To me this has taken away considerable weight and seriousness from what is otherwise a fine book.
Certainly go ahead and purchase this offering, just be forewarned that you will find yourself rolling your eyes when yet another brief and minor quotation is "performed" for your listening pleasure.
[Please note that I only gave the "Story" category 3 stars since the Second World War is history. We all can be pretty sure from the first page how it all turns out in the end.]
When I read history I'd like some insight. This felt mostly like an endless litany of dates, names, battles and facts.
If you are looking for a book that will describe all of the details of World War II then this is probably perfect for you.
The narrator had an odd tone to his voice and was pretty flat. Though he may not have had much of a choice given the nature of the material.
I almost didn't buy this book. I have read dozens of WWII histories and this seemed like it would be just another. I was wrong. Insightful analysis and an intelligent explanation of the 1939-1947 time period made me a believer. I say 1947 because it is clear from this story that WWII could easily have spanned that time period, and beyond. It is fair to say that this book turned around my entire thinking about what WWII meant to the world at the time and the world we live in today. On the surface, much of this books dwells on parts of WWII few others have discussed (e.g. Burma, Italy, etc.). But on a deeper level, it is a 21st century retrospective on what it all meant to us, the living today.Rodska's delivery is riveting.
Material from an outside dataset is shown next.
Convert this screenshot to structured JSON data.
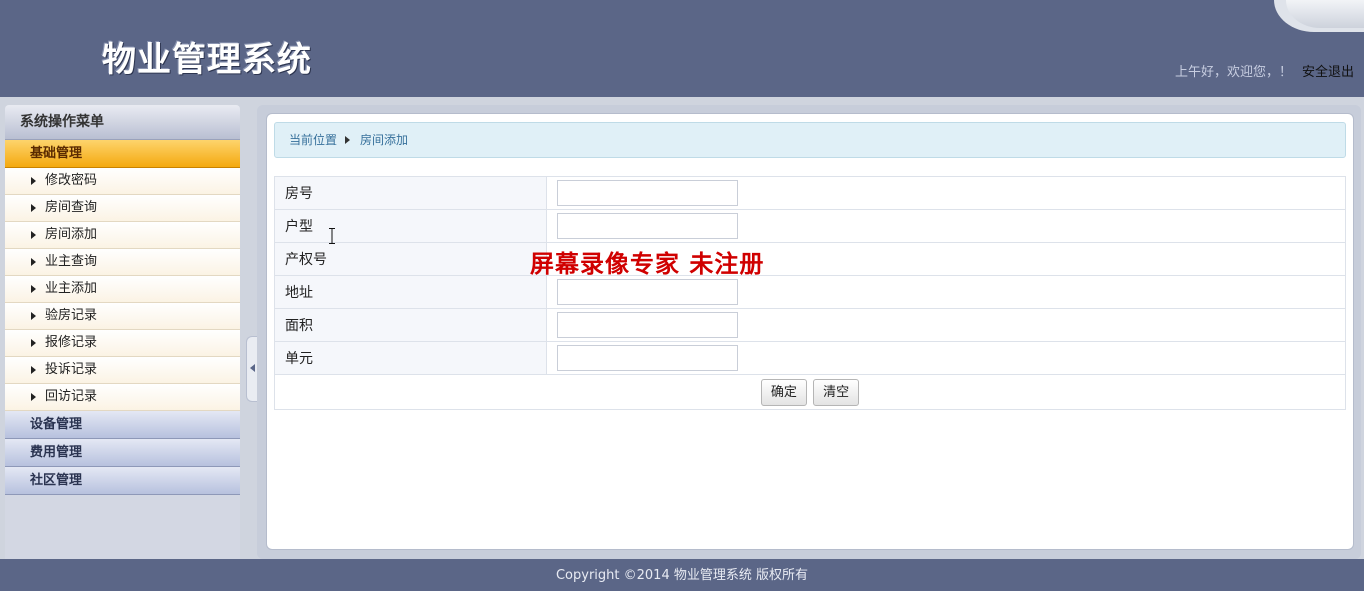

Robert's analsysis is dead on, tack sharp, and downright scary.
Absolutely I did recommend it to my brother and my friends who are interested in this type of literature
I read the rise and fall of the Third Reich before I listen to this book and I figured it could not light a match to it but I was pleasantly surprised it was right up there but really what took it over the top was the narrator he was on the money with this Churchill impression .
His impressions and I felt like 10 people were reading this book to me if not 15
Yes there was a moment when the German people were getting burnt up by the bombs when their cities were being destroyed and they were feeling the hell that they were bringing down on the world for the past five years it was a beautiful thing to see them get a taste of their own medicine
Thank God books are still written like this to still remind us of the sacrifice of the brave men and women who stood up to the Nazi aggression so we are reminded in our small lives compared to their lives back in those days when they knew what heart ache was in pain and sufferings. And then a book like this is well-written to keep people interested in a story that has 1 million stories in it. I recommend this book to all let us never forget these people in the past who live these times so we may live our lives today with iPods and audible books I